(Information shown begins)
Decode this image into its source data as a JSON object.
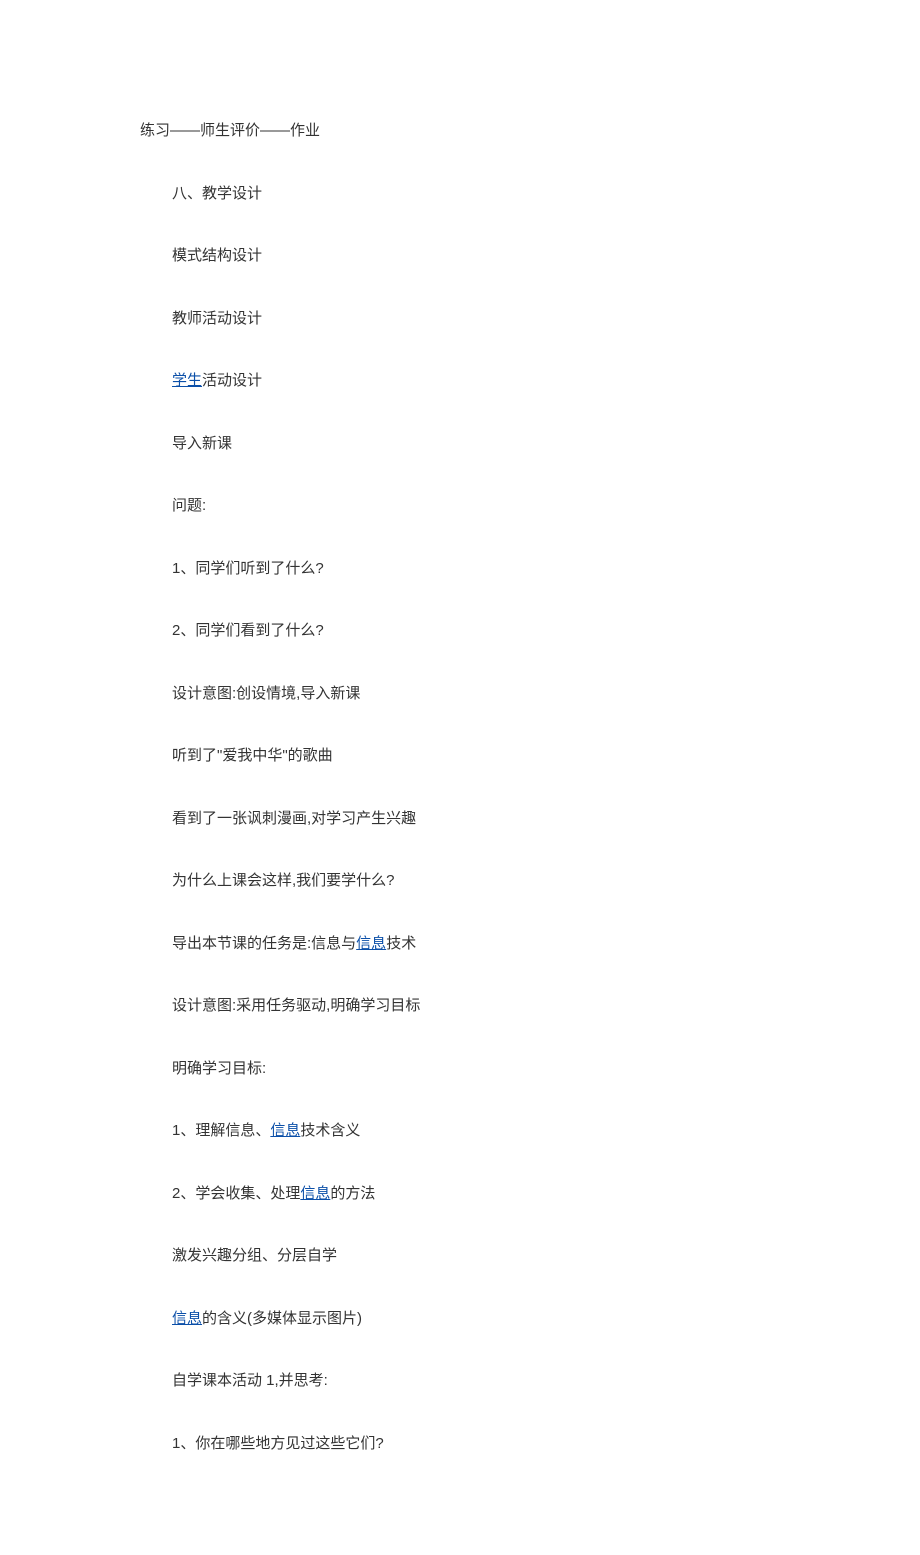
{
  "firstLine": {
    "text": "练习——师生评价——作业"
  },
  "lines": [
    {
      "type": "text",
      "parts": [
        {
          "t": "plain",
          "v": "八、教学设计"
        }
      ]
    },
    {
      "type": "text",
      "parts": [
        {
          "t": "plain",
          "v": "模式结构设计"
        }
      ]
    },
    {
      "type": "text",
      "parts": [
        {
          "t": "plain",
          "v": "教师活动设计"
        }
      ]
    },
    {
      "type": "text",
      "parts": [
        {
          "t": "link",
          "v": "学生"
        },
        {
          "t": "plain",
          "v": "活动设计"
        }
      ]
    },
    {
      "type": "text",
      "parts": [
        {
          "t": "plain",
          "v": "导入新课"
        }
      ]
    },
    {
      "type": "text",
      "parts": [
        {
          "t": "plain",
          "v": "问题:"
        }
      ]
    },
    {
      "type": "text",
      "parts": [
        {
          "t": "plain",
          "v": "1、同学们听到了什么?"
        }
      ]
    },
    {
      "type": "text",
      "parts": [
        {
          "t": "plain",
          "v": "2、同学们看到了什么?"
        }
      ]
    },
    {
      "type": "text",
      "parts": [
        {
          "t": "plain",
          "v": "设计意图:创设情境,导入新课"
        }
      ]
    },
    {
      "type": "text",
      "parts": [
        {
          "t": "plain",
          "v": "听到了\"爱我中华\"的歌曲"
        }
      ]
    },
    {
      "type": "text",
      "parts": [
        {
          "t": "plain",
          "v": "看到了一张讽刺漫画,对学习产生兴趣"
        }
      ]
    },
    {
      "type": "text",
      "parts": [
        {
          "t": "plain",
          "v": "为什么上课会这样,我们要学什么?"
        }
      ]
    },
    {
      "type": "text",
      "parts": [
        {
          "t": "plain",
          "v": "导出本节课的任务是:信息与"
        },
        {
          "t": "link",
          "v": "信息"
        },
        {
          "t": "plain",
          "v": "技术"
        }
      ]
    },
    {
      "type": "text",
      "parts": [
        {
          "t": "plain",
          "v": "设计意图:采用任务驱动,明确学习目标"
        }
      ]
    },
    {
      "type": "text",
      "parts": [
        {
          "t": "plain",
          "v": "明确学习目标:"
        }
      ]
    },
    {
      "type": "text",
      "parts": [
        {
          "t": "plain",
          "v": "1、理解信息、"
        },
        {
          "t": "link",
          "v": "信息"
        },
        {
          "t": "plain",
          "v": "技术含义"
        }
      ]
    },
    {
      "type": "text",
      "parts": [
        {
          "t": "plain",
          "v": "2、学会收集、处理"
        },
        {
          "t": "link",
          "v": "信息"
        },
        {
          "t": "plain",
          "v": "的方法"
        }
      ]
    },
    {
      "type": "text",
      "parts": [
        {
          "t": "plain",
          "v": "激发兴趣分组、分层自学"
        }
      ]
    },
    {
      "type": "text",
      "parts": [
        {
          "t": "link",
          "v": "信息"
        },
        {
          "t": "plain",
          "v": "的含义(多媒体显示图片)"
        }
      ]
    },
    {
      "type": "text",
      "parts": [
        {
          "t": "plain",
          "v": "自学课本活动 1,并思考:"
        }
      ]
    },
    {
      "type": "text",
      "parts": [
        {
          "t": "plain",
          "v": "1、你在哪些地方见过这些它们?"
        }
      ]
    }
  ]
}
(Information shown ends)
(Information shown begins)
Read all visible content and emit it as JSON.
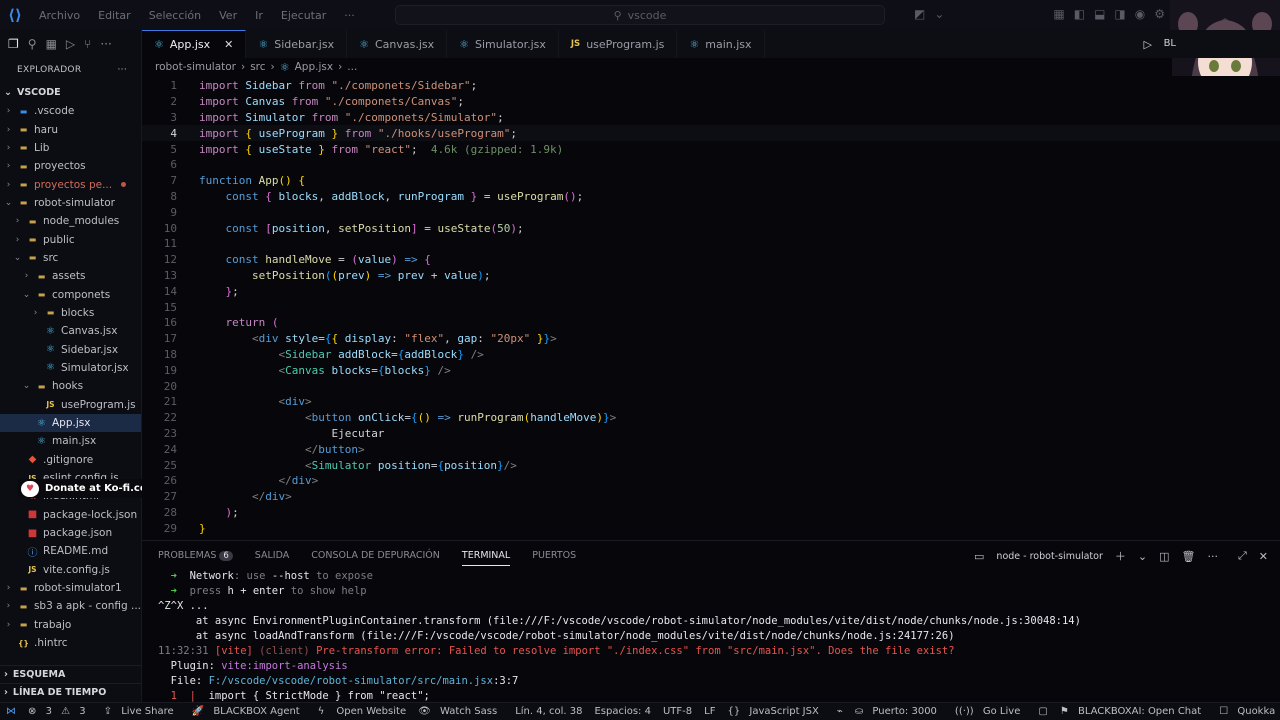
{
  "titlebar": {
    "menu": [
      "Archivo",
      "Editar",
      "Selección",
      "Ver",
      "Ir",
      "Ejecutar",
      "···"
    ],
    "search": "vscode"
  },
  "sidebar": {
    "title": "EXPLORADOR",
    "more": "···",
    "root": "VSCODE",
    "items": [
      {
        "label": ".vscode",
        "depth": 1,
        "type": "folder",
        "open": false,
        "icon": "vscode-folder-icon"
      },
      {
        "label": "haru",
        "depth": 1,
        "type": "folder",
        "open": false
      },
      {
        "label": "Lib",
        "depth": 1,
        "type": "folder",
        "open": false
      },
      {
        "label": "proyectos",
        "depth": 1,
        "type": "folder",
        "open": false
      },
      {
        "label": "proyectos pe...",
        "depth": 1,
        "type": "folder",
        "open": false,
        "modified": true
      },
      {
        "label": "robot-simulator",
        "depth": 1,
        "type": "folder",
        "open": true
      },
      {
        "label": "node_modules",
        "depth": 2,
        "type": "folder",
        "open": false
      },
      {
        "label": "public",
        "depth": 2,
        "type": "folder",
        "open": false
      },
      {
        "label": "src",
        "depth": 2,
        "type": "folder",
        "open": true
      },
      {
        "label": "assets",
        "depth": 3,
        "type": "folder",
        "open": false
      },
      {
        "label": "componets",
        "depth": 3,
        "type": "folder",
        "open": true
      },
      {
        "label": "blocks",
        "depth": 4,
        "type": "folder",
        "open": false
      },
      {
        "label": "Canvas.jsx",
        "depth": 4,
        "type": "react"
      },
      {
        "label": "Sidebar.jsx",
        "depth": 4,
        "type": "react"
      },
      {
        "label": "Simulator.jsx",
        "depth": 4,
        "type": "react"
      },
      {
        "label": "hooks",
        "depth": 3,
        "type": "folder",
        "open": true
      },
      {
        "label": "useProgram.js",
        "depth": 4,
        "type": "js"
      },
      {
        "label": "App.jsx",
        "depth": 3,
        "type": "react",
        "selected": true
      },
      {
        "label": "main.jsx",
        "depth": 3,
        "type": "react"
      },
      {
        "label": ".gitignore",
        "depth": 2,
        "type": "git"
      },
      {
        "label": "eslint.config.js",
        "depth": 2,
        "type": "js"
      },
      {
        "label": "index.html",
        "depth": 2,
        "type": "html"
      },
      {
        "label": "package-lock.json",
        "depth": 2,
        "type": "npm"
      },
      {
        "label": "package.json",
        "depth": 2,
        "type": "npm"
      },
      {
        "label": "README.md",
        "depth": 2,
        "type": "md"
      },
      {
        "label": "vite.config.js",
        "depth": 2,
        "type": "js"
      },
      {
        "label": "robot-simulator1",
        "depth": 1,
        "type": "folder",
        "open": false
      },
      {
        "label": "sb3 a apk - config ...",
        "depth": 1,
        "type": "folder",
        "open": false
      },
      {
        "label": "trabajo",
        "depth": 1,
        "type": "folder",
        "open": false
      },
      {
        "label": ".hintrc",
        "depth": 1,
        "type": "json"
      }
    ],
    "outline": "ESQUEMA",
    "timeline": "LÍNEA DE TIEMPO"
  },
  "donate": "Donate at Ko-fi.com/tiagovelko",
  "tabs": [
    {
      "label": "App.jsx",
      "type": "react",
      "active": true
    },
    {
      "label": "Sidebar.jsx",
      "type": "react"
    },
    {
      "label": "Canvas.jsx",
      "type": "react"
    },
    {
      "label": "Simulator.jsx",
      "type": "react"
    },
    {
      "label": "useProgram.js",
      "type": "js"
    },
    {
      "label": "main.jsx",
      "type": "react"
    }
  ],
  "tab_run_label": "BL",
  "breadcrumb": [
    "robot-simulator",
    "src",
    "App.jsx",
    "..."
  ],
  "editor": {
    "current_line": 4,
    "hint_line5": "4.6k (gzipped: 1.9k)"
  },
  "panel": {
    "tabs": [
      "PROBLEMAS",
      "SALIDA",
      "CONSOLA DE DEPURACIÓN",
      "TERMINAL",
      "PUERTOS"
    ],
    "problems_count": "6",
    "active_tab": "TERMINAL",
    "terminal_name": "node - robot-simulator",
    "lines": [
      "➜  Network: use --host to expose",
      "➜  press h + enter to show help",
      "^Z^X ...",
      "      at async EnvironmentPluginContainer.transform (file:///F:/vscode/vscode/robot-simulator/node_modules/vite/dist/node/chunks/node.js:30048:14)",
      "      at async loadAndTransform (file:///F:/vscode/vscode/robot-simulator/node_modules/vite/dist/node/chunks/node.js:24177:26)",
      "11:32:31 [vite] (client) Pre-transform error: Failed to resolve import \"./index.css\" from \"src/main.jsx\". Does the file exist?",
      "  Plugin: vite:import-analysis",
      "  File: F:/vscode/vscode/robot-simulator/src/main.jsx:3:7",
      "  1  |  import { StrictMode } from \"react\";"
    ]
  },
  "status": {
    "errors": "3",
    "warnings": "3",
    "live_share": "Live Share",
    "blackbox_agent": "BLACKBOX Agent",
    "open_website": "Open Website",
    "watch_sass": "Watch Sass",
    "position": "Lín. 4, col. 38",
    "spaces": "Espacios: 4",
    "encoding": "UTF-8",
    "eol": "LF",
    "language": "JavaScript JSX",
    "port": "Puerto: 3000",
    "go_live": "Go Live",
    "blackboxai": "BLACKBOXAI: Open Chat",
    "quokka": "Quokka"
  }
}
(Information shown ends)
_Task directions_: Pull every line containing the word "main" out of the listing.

_Exercise output_:
        "label": "main.jsx",
      "label": "main.jsx",
      "11:32:31 [vite] (client) Pre-transform error: Failed to resolve import \"./index.css\" from \"src/main.jsx\". Does the file exist?",
      "  File: F:/vscode/vscode/robot-simulator/src/main.jsx:3:7",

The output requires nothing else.